Russell Pickett, the last known survivor of the Company A “suicide wave” at Omaha Beach on D-Day, passed away on Aug. 2 at age 95.
I’ll be forever grateful to Pickett for welcoming me into his home in 2019 and sitting for an hours-long interview for Senior Times magazine about his time before, during, and after the war. It’s my favorite-ever interview and likely will remain so.
Pickett’s company was the first wave of attack against Omaha Beach during Operation Neptune — better known as D-Day — on June 6, 1944. Omaha was the deadliest of the five D-Day beaches, and its gruesomeness was depicted in the 1998 film “Saving Private Ryan.”
A flamethrower whose landing craft was hit on approach, Pickett recovered from his injuries in England and went on to fight on the front lines of mainland Europe, including in the Battles of Saint-Lô, Vire, and Brest.
At Saint-Lô, he was injured by a German grenade, and an artillery round at Brest put him in an English hospital for the remainder of the war.
At a 2019 ceremony in France for the 75th anniversary of D-Day, President Trump recognized him as a “tough guy” and embraced him.
I caught the ceremony on C-SPAN and, on a whim, googled where Pickett is from. I got Tennessee and then, in a huge coincidence, narrowed it down to my hometown of Soddy-Daisy. I was visiting my mom at the time, and his listed address put his house about 10 minutes away.
I called his number shortly after, and his wife said that though he’d need to rest a couple days from his trip, he’d be happy to talk with me. Below is that conversation.
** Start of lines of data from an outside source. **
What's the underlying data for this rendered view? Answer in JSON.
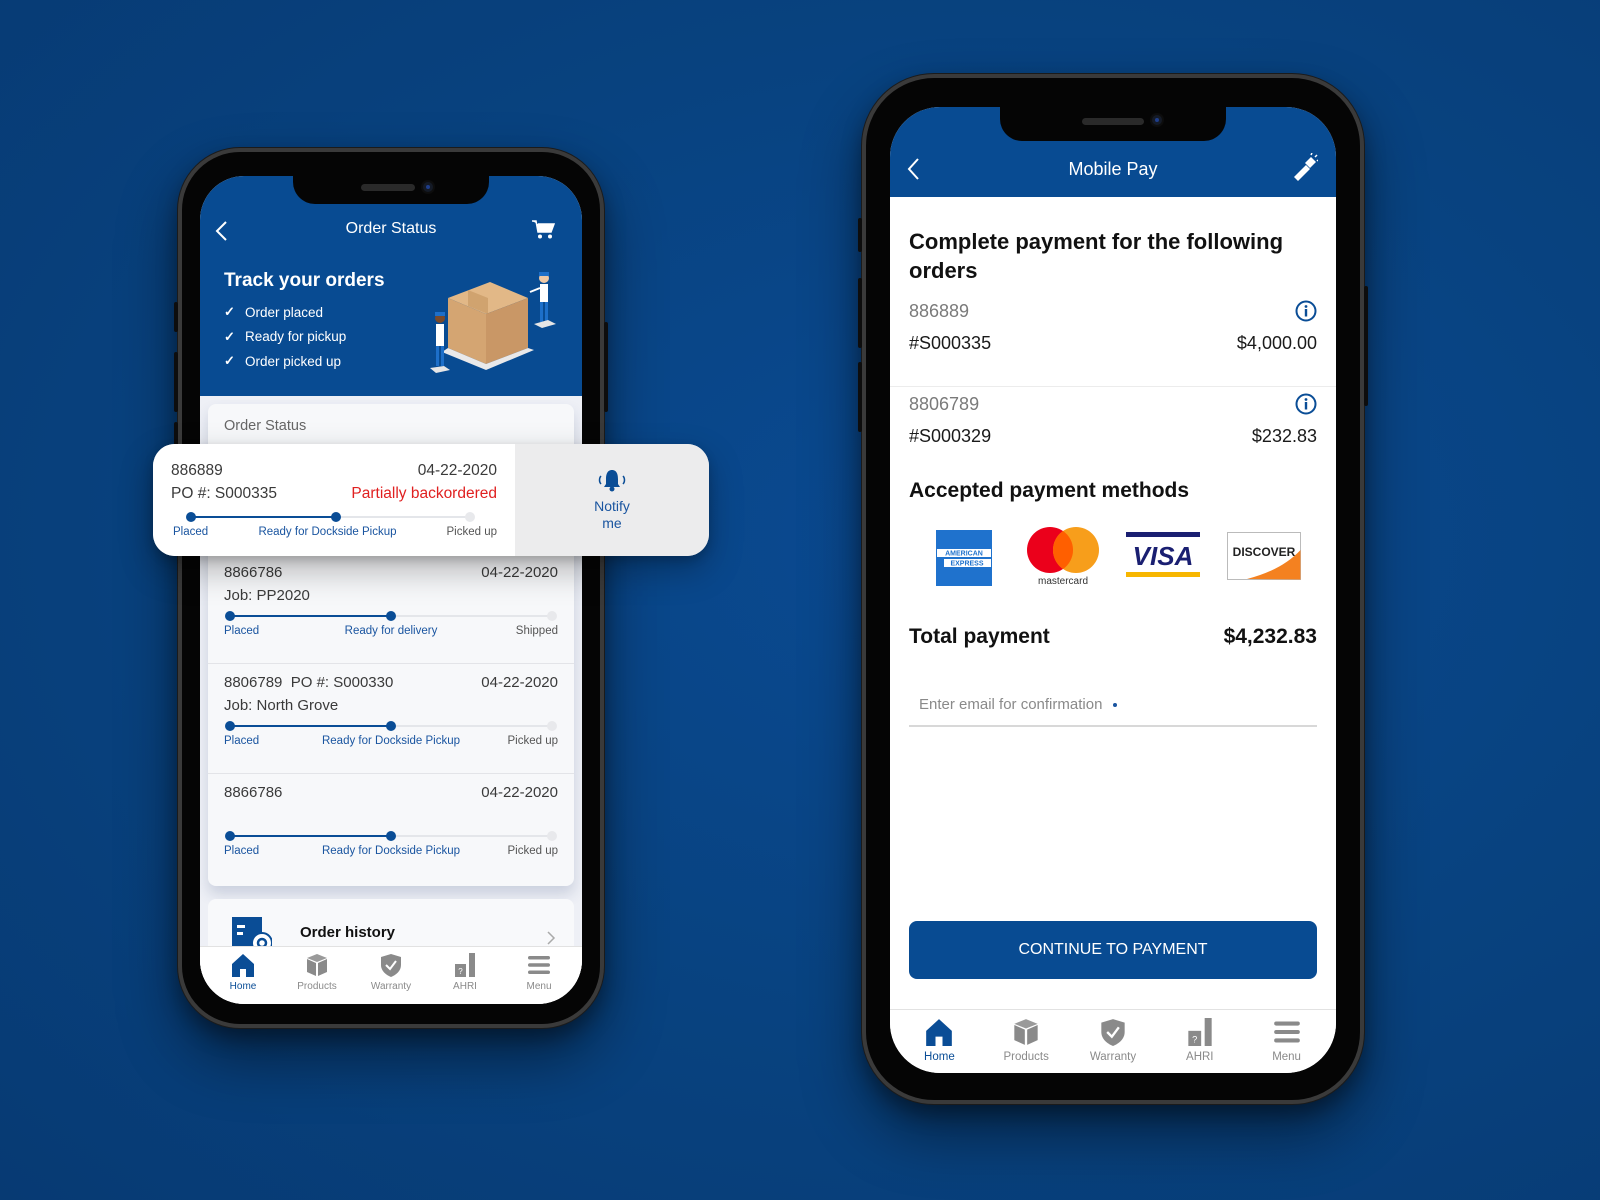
{
  "colors": {
    "brand_blue": "#084b92",
    "background": "#08427f",
    "status_red": "#e02020",
    "progress_done": "#0a4d96",
    "progress_pending": "#e8e9ec"
  },
  "order_status_screen": {
    "header": {
      "title": "Order Status",
      "back_icon": "chevron-left-icon",
      "cart_icon": "shopping-cart-icon"
    },
    "hero": {
      "title": "Track your orders",
      "checklist": [
        "Order placed",
        "Ready for pickup",
        "Order picked up"
      ],
      "illustration": "warehouse-box-illustration"
    },
    "panel_title": "Order Status",
    "highlighted_order": {
      "order_number": "886889",
      "reference": "PO #: S000335",
      "date": "04-22-2020",
      "status": "Partially backordered",
      "progress_steps": [
        "Placed",
        "Ready for Dockside Pickup",
        "Picked up"
      ],
      "completed_steps": 2,
      "action": {
        "label": "Notify me",
        "icon": "bell-ringing-icon"
      }
    },
    "orders": [
      {
        "order_number": "8866786",
        "reference": "Job: PP2020",
        "date": "04-22-2020",
        "progress_steps": [
          "Placed",
          "Ready for delivery",
          "Shipped"
        ],
        "completed_steps": 2
      },
      {
        "order_number": "8806789  PO #: S000330",
        "reference": "Job: North Grove",
        "date": "04-22-2020",
        "progress_steps": [
          "Placed",
          "Ready for Dockside Pickup",
          "Picked up"
        ],
        "completed_steps": 2
      },
      {
        "order_number": "8866786",
        "reference": "",
        "date": "04-22-2020",
        "progress_steps": [
          "Placed",
          "Ready for Dockside Pickup",
          "Picked up"
        ],
        "completed_steps": 2
      }
    ],
    "order_history": {
      "label": "Order history",
      "icon": "order-history-icon"
    }
  },
  "mobile_pay_screen": {
    "header": {
      "title": "Mobile Pay",
      "back_icon": "chevron-left-icon",
      "flashlight_icon": "flashlight-icon"
    },
    "heading": "Complete payment for the following orders",
    "payments": [
      {
        "order_number": "886889",
        "reference": "#S000335",
        "amount": "$4,000.00"
      },
      {
        "order_number": "8806789",
        "reference": "#S000329",
        "amount": "$232.83"
      }
    ],
    "methods_title": "Accepted payment methods",
    "methods": [
      "American Express",
      "Mastercard",
      "Visa",
      "Discover"
    ],
    "total_label": "Total payment",
    "total_value": "$4,232.83",
    "email_placeholder": "Enter email for confirmation",
    "continue_label": "CONTINUE TO PAYMENT"
  },
  "tab_bar": {
    "active": "Home",
    "items": [
      {
        "label": "Home",
        "icon": "home-icon"
      },
      {
        "label": "Products",
        "icon": "box-icon"
      },
      {
        "label": "Warranty",
        "icon": "shield-check-icon"
      },
      {
        "label": "AHRI",
        "icon": "ahri-icon"
      },
      {
        "label": "Menu",
        "icon": "hamburger-menu-icon"
      }
    ]
  },
  "mastercard_wordmark": "mastercard",
  "amex_wordmark": [
    "AMERICAN",
    "EXPRESS"
  ],
  "visa_wordmark": "VISA",
  "discover_wordmark": "DISCOVER"
}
It’s a huge loss, but his life is one we’ll remember, be thankful to have known or learned about, and be endlessly grateful for.